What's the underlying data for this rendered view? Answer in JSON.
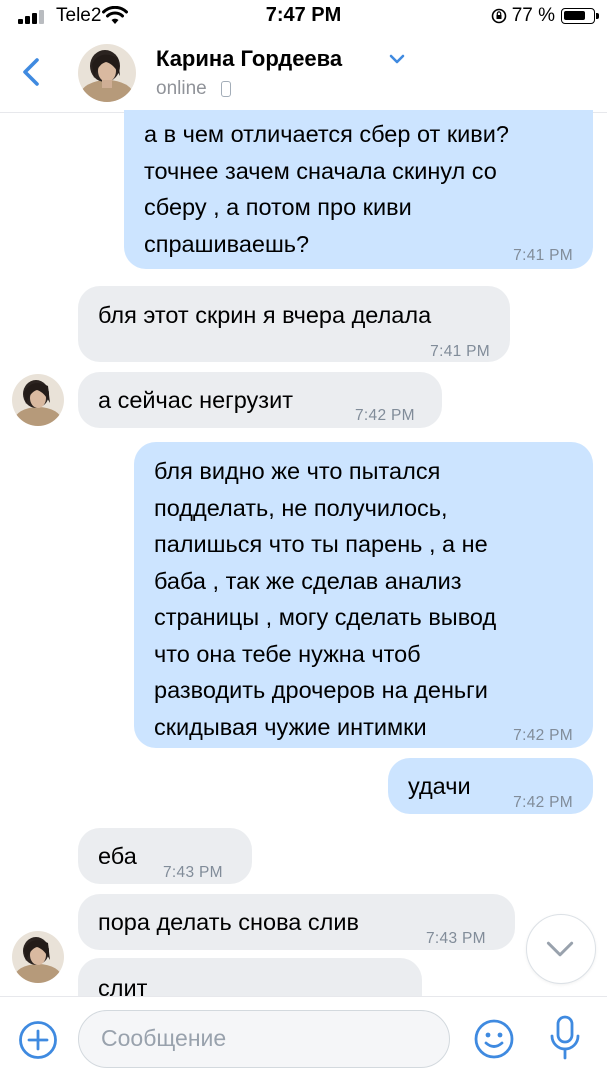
{
  "status_bar": {
    "carrier": "Tele2",
    "time": "7:47 PM",
    "battery": "77 %",
    "battery_level": 0.77
  },
  "header": {
    "contact_name": "Карина Гордеева",
    "status": "online"
  },
  "messages": [
    {
      "dir": "out",
      "text": "а в чем отличается сбер от киви?\nточнее зачем сначала скинул со\nсберу , а потом про киви\nспрашиваешь?",
      "time": "7:41 PM"
    },
    {
      "dir": "in",
      "text": "бля этот скрин я вчера делала",
      "time": "7:41 PM"
    },
    {
      "dir": "in",
      "text": "а сейчас негрузит",
      "time": "7:42 PM"
    },
    {
      "dir": "out",
      "text": "бля видно же что пытался\nподделать, не получилось,\nпалишься что ты парень , а не\nбаба , так же сделав анализ\nстраницы , могу сделать вывод\nчто она тебе нужна чтоб\nразводить дрочеров на деньги\nскидывая чужие интимки",
      "time": "7:42 PM"
    },
    {
      "dir": "out",
      "text": "удачи",
      "time": "7:42 PM"
    },
    {
      "dir": "in",
      "text": "еба",
      "time": "7:43 PM"
    },
    {
      "dir": "in",
      "text": "пора делать снова слив",
      "time": "7:43 PM"
    },
    {
      "dir": "in",
      "text": "слит",
      "time": ""
    }
  ],
  "composer": {
    "placeholder": "Сообщение"
  },
  "colors": {
    "accent": "#3f8ae0",
    "outgoing_bubble": "#cce4ff",
    "incoming_bubble": "#ebedf0",
    "timestamp": "#818c99"
  },
  "icons": [
    "back-icon",
    "chevron-down-icon",
    "mobile-icon",
    "scroll-down-icon",
    "plus-icon",
    "smile-icon",
    "microphone-icon"
  ]
}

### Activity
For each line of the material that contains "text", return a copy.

### Reply
      "text": "а в чем отличается сбер от киви?\nточнее зачем сначала скинул со\nсберу , а потом про киви\nспрашиваешь?",
      "text": "бля этот скрин я вчера делала",
      "text": "а сейчас негрузит",
      "text": "бля видно же что пытался\nподделать, не получилось,\nпалишься что ты парень , а не\nбаба , так же сделав анализ\nстраницы , могу сделать вывод\nчто она тебе нужна чтоб\nразводить дрочеров на деньги\nскидывая чужие интимки",
      "text": "удачи",
      "text": "еба",
      "text": "пора делать снова слив",
      "text": "слит",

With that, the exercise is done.